Concealed within online communities like Facebook, Twitter, and LinkedIn are webs of overlapping tastes and preferences, as well as unrealized communities of individuals who’d like to connect with others who share these same likes. Identifying such hidden webs of potential connections is no easy thing though, especially when dealing with sites that range from tens-of-thousands to hundreds-of-millions of users.
Not only are the scaling issues that go with human networks at these levels daunting for app developers to tackle, but the data about users’ interests is often ambiguous. Members commonly share information about events they’ve attended or services they’ve used, rather than explicitly declaring their preferences for the exact types of music or books or the kinds of people they want to meet.
Even when they do express specific "likes" using embedded formats, the interpretation of that data can be ambiguous. If a social network user chooses to share her love of album X with her friends, how likely is it that she’d enjoy album Y within the same genre? Just because she likes jazz does not means she likes all jazz.
1950s bebop is not the same as 1960s avant-garde. Not by a long shot.
If your application recommends or promotes album Y and the user hates it, your app loses credibility with her. Pretty soon she’s doing whatever she can to click off the application so that it stops clogging up her feed or profile page with annoying updates or advertisements.
So,you have millions of potential customers with broad explicit tastes from which your application must correctly infer more specific, implicit interests and shared preferences. These well-defined likes will then allow your app to identify products and human connections that a customer will find valuable. But how does a small app developer tackle this kind of brute-scale analytical problem?
Answer: By using one of the coolest free tools that someone else has spent years and buckets of money developing — Microsoft Research’s Infer.Net.
Why call a library of algorithms that can be patched into your application “cool?” In part because of the how-cool-is-that factor.
Microsoft Research’s Infer.Net library allows a developer to graft in the ability for an application to quickly perform internet-scale inference functions with a minimum of effort.

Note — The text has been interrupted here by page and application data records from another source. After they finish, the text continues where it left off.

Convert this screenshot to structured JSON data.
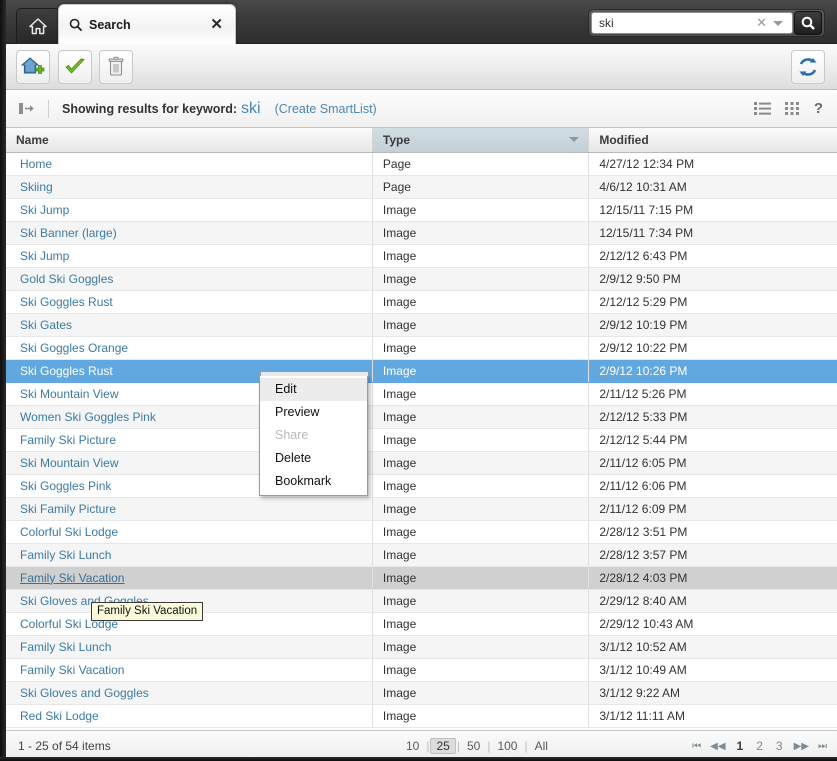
{
  "window": {
    "home_tab_icon": "home-icon",
    "search_tab": {
      "label": "Search",
      "icon": "magnifier-icon",
      "close_label": "✕"
    }
  },
  "search": {
    "value": "ski",
    "clear_label": "✕",
    "button_icon": "magnifier-icon"
  },
  "toolbar": {
    "add_page_icon": "add-page-icon",
    "approve_icon": "green-check-icon",
    "delete_icon": "trash-icon",
    "refresh_icon": "refresh-icon"
  },
  "results_bar": {
    "collapse_icon": "collapse-panel-icon",
    "label": "Showing results for keyword:",
    "keyword": "ski",
    "smartlist_link": "(Create SmartList)",
    "list_view_icon": "list-view-icon",
    "grid_view_icon": "grid-view-icon",
    "help_label": "?"
  },
  "table": {
    "columns": [
      "Name",
      "Type",
      "Modified"
    ],
    "sorted_column": "Type",
    "sort_direction": "desc",
    "rows": [
      {
        "name": "Home",
        "type": "Page",
        "modified": "4/27/12 12:34 PM"
      },
      {
        "name": "Skiing",
        "type": "Page",
        "modified": "4/6/12 10:31 AM"
      },
      {
        "name": "Ski Jump",
        "type": "Image",
        "modified": "12/15/11 7:15 PM"
      },
      {
        "name": "Ski Banner (large)",
        "type": "Image",
        "modified": "12/15/11 7:34 PM"
      },
      {
        "name": "Ski Jump",
        "type": "Image",
        "modified": "2/12/12 6:43 PM"
      },
      {
        "name": "Gold Ski Goggles",
        "type": "Image",
        "modified": "2/9/12 9:50 PM"
      },
      {
        "name": "Ski Goggles Rust",
        "type": "Image",
        "modified": "2/12/12 5:29 PM"
      },
      {
        "name": "Ski Gates",
        "type": "Image",
        "modified": "2/9/12 10:19 PM"
      },
      {
        "name": "Ski Goggles Orange",
        "type": "Image",
        "modified": "2/9/12 10:22 PM"
      },
      {
        "name": "Ski Goggles Rust",
        "type": "Image",
        "modified": "2/9/12 10:26 PM",
        "state": "selected"
      },
      {
        "name": "Ski Mountain View",
        "type": "Image",
        "modified": "2/11/12 5:26 PM"
      },
      {
        "name": "Women Ski Goggles Pink",
        "type": "Image",
        "modified": "2/12/12 5:33 PM"
      },
      {
        "name": "Family Ski Picture",
        "type": "Image",
        "modified": "2/12/12 5:44 PM"
      },
      {
        "name": "Ski Mountain View",
        "type": "Image",
        "modified": "2/11/12 6:05 PM"
      },
      {
        "name": "Ski Goggles Pink",
        "type": "Image",
        "modified": "2/11/12 6:06 PM"
      },
      {
        "name": "Ski Family Picture",
        "type": "Image",
        "modified": "2/11/12 6:09 PM"
      },
      {
        "name": "Colorful Ski Lodge",
        "type": "Image",
        "modified": "2/28/12 3:51 PM"
      },
      {
        "name": "Family Ski Lunch",
        "type": "Image",
        "modified": "2/28/12 3:57 PM"
      },
      {
        "name": "Family Ski Vacation",
        "type": "Image",
        "modified": "2/28/12 4:03 PM",
        "state": "hovered"
      },
      {
        "name": "Ski Gloves and Goggles",
        "type": "Image",
        "modified": "2/29/12 8:40 AM"
      },
      {
        "name": "Colorful Ski Lodge",
        "type": "Image",
        "modified": "2/29/12 10:43 AM"
      },
      {
        "name": "Family Ski Lunch",
        "type": "Image",
        "modified": "3/1/12 10:52 AM"
      },
      {
        "name": "Family Ski Vacation",
        "type": "Image",
        "modified": "3/1/12 10:49 AM"
      },
      {
        "name": "Ski Gloves and Goggles",
        "type": "Image",
        "modified": "3/1/12 9:22 AM"
      },
      {
        "name": "Red Ski Lodge",
        "type": "Image",
        "modified": "3/1/12 11:11 AM"
      }
    ]
  },
  "context_menu": {
    "items": [
      {
        "label": "Edit",
        "state": "active"
      },
      {
        "label": "Preview",
        "state": "normal"
      },
      {
        "label": "Share",
        "state": "disabled"
      },
      {
        "label": "Delete",
        "state": "normal"
      },
      {
        "label": "Bookmark",
        "state": "normal"
      }
    ]
  },
  "tooltip": {
    "text": "Family Ski Vacation"
  },
  "footer": {
    "count_text": "1 - 25 of 54 items",
    "page_sizes": [
      "10",
      "25",
      "50",
      "100",
      "All"
    ],
    "active_page_size": "25",
    "pages": [
      "1",
      "2",
      "3"
    ],
    "active_page": "1",
    "nav": {
      "first": "⏮",
      "prev": "◀◀",
      "next": "▶▶",
      "last": "⏭"
    }
  },
  "colors": {
    "selection": "#62a8e0",
    "link": "#3b7aa8",
    "hover_row": "#d0d0d0",
    "tooltip_bg": "#fbfbdc",
    "sorted_header": "#c3d0d8"
  }
}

Rather than needing to carryout millions of statistical analysis runs while looking at social network problems, Infer.Net works it out in a single shot.
It does so by using an inference engine to analyze probability distributions for the system being modeled. This allows Infer.Net to infer relationships with 20 to 30 lines of code rather than the thousands that are the norm.
Thousands of lines of code that would otherwise take months for a small developer to write.
Infer.Net’s ability to infer relations also allows your app to make conditional judgments. This can translate into machine leaning functions for applications that adapt to customer behavior, make use of example-based learning, or work with incomplete information.
The other cool part of Infer.Net is the previously mentioned ability for developers to graft in its algorithms with a minimum of tweaking. Infer.Net’s algorithms readily plug into commonly used .Net programming languages with few required optimizations. Aside from the significant time savings, this also allows for easy changes or updates during the life of the software.
Put differently, Infer.Net is modular. It lets a developer alter the functions of active applications like a jazz musician improvising on the fly by dropping new rifts or chords into an established song.
“The cool” — if you’ve ever listened to jazz from the age of bebop — was an attitude that was all about creating musical elegance by having chaotic elements fall into complimentary relationships. Something that’s easy in theory, but difficult to accomplish in execution.
If Infer.Net is so chill, why is it still free three years after its first release? Mostly because Microsoft and other large corporations on both the hardware and software side of the industry are anxious to assist applications developers in creating apps that will run on their new mobile platforms and OSs. Infer.Net is a developer enabler for this process. A means of encouraging developers to create sophisticated applications for tablets and smart phones. That’s why it’s free, and that’s part of what makes it cool.blog comments powered by Disqus